The founder, Igarashi Shinichiro wanted to create not only a nice, simple work place, but a fun and comfy one as well.
"the SNACK" is a Japanese coworking space in the upscale—and very expensive—Ginza district in Tokyo. Yet the Snack manages to be reasonably priced, in my opinion. A three hour drop-in session will cost you ¥1,000, while three or more hours costs ¥2,000. Not bad considering there's a tempura place charging around $400 per person for dinner just around the corner.

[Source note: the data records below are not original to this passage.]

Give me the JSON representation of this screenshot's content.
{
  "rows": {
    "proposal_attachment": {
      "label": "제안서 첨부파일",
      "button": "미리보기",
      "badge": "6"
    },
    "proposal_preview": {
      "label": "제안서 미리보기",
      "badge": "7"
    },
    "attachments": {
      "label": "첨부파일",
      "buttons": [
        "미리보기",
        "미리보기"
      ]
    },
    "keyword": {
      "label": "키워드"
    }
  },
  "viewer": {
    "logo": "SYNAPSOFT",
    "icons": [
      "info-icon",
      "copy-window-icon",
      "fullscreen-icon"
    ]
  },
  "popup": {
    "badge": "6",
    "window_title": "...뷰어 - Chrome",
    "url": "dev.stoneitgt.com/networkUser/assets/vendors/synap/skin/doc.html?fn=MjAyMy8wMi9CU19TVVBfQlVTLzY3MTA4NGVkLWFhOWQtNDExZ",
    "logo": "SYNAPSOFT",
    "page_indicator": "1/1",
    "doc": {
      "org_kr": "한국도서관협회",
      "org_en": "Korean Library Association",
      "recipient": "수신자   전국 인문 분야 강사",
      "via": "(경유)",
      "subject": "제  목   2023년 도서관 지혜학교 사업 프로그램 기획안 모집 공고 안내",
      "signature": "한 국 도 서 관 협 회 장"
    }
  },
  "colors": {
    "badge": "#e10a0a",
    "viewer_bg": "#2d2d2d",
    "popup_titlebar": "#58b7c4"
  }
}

As far as I can tell, the SNACK was started around 2013 (at least that's the date of their first Facebook post). It was named SNACK because you can use this place to eat a snack between your home and work. It was created for business people doing business things, and is designed as a "secret base for adults who are creators and entrepreneurs, hoping to start a new epoch."
The founder, Igarashi Shinichiro, majored in architecture and designed the space with his coworkers. He wanted to create not only a nice, simple work place, but a fun and comfy one as well.
I came to the SNACK because I was in Tokyo for the week, and just needed places with WiFi that I could work from. So I thought I'd bounce around. Today, I stopped at three "misses" in a row; that is, three places I heard were good, but turned out to fall short of my expectations. the SNACK is my last stop of the day, and by far the best.
There are counters for people working alone. There are tables, couches, and even a bar, which I'll have to try out later (though I should probably finish writing this first). The eclectic mix of furniture gave me the creative energy I needed to get things done. When someplace is too comfortable, it's hard for me to focus. the SNACK toes this line really well.
Upon arriving I was given a slip of paper with a time written on it, then asked to choose a seat.
I sat down and the lady behind the bar asked me what I wanted to drink. "You get one free drink," she told me. I had been drinking coffee all day, so I went with orange juice. After she brought it to me, I never heard from anyone again, which was exactly what I wanted.
It wasn't busy when I was there, though there were maybe five other people when I arrived at 4:00 p.m. on a Thursday afternoon. More people came as time went by, but it never got crowded. In future visits it was like this too. There were always people, but it was never packed. It always felt like a good mix of quiet and busy.
People don't find this place by accident. There are no markings on the building outside, and even when you get up to the second floor where the SNACK is located, you can't read the sign on the door unless you get really close.
That said, from far away the door stands out a little bit, but that alone doesn't make me want to go in. In fact, the SNACK's website goes into great detail about how you need courage to open this weird door. Even they know it looks like something from a horror film.
The Internet speed was good too. Fast enough to get done everything you need to do.
The eclectic mix of furniture gave me the creative energy I needed to get things done. When someplace is too comfortable, it's hard for me to focus. the SNACK toes this line really well.
The internet wasn't as fast as Bushitsu or Base Point, but the location is convenient if you're staying, working, or living around Tokyo Station/the Eastern side of Tokyo. From Ginza Station it's about a five minute walk.
If you need to get three hours of work done (or less), or if you need to spend a day working from somewhere, I highly recommend the SNACK for all your nomadic Tokyo working needs. I've gone back with members of the Tofugu crew a few times since, and the large tables are a great space to work together with others.
If I lived in Tokyo, I'd consider a monthly membership at the SNACK, because you'd find me working here quite a bit.
The only thing that would have made the experience better is if they served food (ironic for a place called "the SNACK"). But since you can bring your own food, it's not a big deal.
Anyway, I'll be heading out soon to grab a bite to eat.
Update: The Tofugu crew came here a few times after our company retreat in February 2018. The large tables were great for groups, but we all felt uncomfortable because of the heating. In the summer, the air conditioning is at a comfortable level (for me, at least). But in the winter the heating is on full blast, and us weak Americans had to find corners the heaters didn't reach. That being said, it's pretty similar to a lot of places in Japan in the winter, but this kind of extreme heat in a working space felt detrimental to our work-focus, so it's worth keeping in mind.